The truth that God created the heavens and the earth is one of the most profound realities of Scripture and the Christian life. For missions, this statement should remind us that God the Spirit is not limited by American missionary efforts and God has the authority to send whomever he pleases. In the global West, we often operate from a place of privilege in both theology and practice that makes our going to the nations seem like God needs us due to our wealth of literature, mission strategies, and financial resources. Therefore a question Dr. Oscar Garcia-Johnson asks of the African context of missions history is incisive for all international mission endeavors:
“Did God bring the missionaries to …, or did the missionaries bring God?”
Christians should affirm the former because Scripture is clear that we go because we are first sent by God. The American missionary does not carry God around in a box to unreached people groups but rather God is on the move and we often are slowly lagging behind him. God’s heart to seek and save the lost all over the world is greater than any one country or people group can represent. We go not because of something so great about us but rather out of obedience and to the praise of God.
(3) Remember America is not the Center of God’s Kingdom
Earlier this year I had the privilege to work alongside Persian believers in Central Asia for 8 days. On one occasion during this trip I was out sharing the gospel and passing out literature with a Persian woman, and while we were trying to tell each other about our families she kept sheepishly apologizing for her English not being that good. I quickly assured her with one of the few Farsi phrases I knew that “It was ok” because my Farsi wasn’t good either. This experience provoked me to think about how English and the United States are perceived by other countries and especially Christians abroad. At times our rhetoric regarding religious freedom in America and the historical prominence of Christianity suggests that God is partial to the United States and English is His preferred language. God’s kingdom does not have America at its center and it’s important for Americans to humbly enter into non-American context seeking to learn and see how God’s kingdom is expanding through other cultures. As we embrace the diversity of the kingdom of God and celebrate that its borders go beyond the U.S., we can more readily walk with other believers like my Persian sister without making English or American culture a prerequisite for fellowship.
(4) Go to receive not only to give

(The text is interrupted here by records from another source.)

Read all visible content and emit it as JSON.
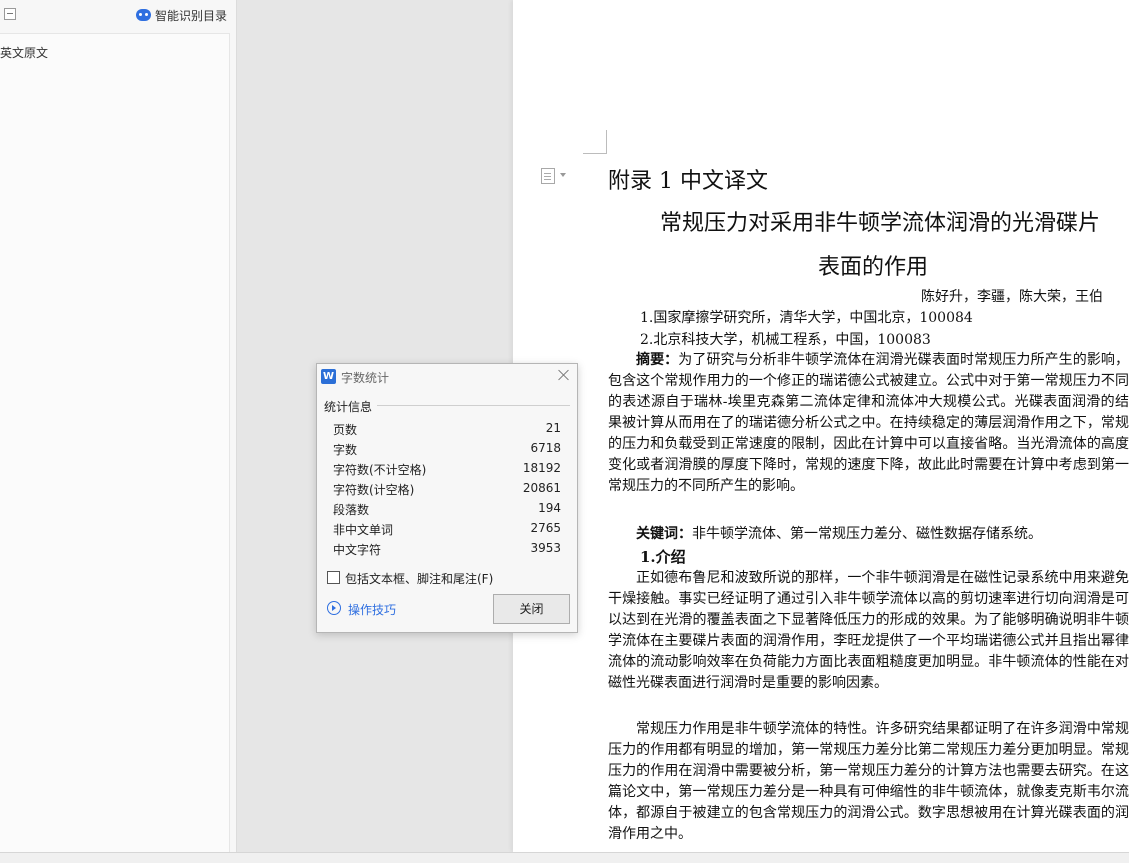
{
  "nav": {
    "smart_toc_label": "智能识别目录",
    "outline_item": "英文原文"
  },
  "document": {
    "appendix_title": "附录 1  中文译文",
    "title_line1": "常规压力对采用非牛顿学流体润滑的光滑碟片",
    "title_line2": "表面的作用",
    "authors": "陈好升，李疆，陈大荣，王伯",
    "affil1": "1.国家摩擦学研究所，清华大学，中国北京，100084",
    "affil2": "2.北京科技大学，机械工程系，中国，100083",
    "abstract_label": "摘要：",
    "abstract_text": "为了研究与分析非牛顿学流体在润滑光碟表面时常规压力所产生的影响，包含这个常规作用力的一个修正的瑞诺德公式被建立。公式中对于第一常规压力不同的表述源自于瑞林-埃里克森第二流体定律和流体冲大规模公式。光碟表面润滑的结果被计算从而用在了的瑞诺德分析公式之中。在持续稳定的薄层润滑作用之下，常规的压力和负载受到正常速度的限制，因此在计算中可以直接省略。当光滑流体的高度变化或者润滑膜的厚度下降时，常规的速度下降，故此此时需要在计算中考虑到第一常规压力的不同所产生的影响。",
    "keywords_label": "关键词：",
    "keywords_text": "非牛顿学流体、第一常规压力差分、磁性数据存储系统。",
    "section_heading": "1.介绍",
    "intro_p1": "正如德布鲁尼和波致所说的那样，一个非牛顿润滑是在磁性记录系统中用来避免干燥接触。事实已经证明了通过引入非牛顿学流体以高的剪切速率进行切向润滑是可以达到在光滑的覆盖表面之下显著降低压力的形成的效果。为了能够明确说明非牛顿学流体在主要碟片表面的润滑作用，李旺龙提供了一个平均瑞诺德公式并且指出幂律流体的流动影响效率在负荷能力方面比表面粗糙度更加明显。非牛顿流体的性能在对磁性光碟表面进行润滑时是重要的影响因素。",
    "intro_p2": "常规压力作用是非牛顿学流体的特性。许多研究结果都证明了在许多润滑中常规压力的作用都有明显的增加，第一常规压力差分比第二常规压力差分更加明显。常规压力的作用在润滑中需要被分析，第一常规压力差分的计算方法也需要去研究。在这篇论文中，第一常规压力差分是一种具有可伸缩性的非牛顿流体，就像麦克斯韦尔流体，都源自于被建立的包含常规压力的润滑公式。数字思想被用在计算光碟表面的润滑作用之中。"
  },
  "dialog": {
    "app_icon_letter": "W",
    "title": "字数统计",
    "section_label": "统计信息",
    "stats": [
      {
        "label": "页数",
        "value": "21"
      },
      {
        "label": "字数",
        "value": "6718"
      },
      {
        "label": "字符数(不计空格)",
        "value": "18192"
      },
      {
        "label": "字符数(计空格)",
        "value": "20861"
      },
      {
        "label": "段落数",
        "value": "194"
      },
      {
        "label": "非中文单词",
        "value": "2765"
      },
      {
        "label": "中文字符",
        "value": "3953"
      }
    ],
    "checkbox_label": "包括文本框、脚注和尾注(F)",
    "tips_label": "操作技巧",
    "close_button": "关闭"
  }
}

A mission trip is only as effective as it is committed to the gospel message. As American believers we do have the gospel to give to people in any given country, however, we also have much to receive from these countries as well. Since we have large organizations such as the IMB and our country has an enormous portion of the world’s wealth, one can assume that this material abundance is reflective of our spiritual status as “the givers”. Even the notion of sending mission teams to the poor communities of African and Latin American countries has bred pride and caused American missionaries to conflate poverty with impiety. The conflation of poverty and impiety is salient since the most prominent missiological studies show that in the near future most Christians in the world will live in the countries of Africa and Latin America. Therefore, in our cross-cultural encounters we must recognize the richness within other customs and languages as bridges to communicate the good news about Christ and opportunities to learn more about who God is.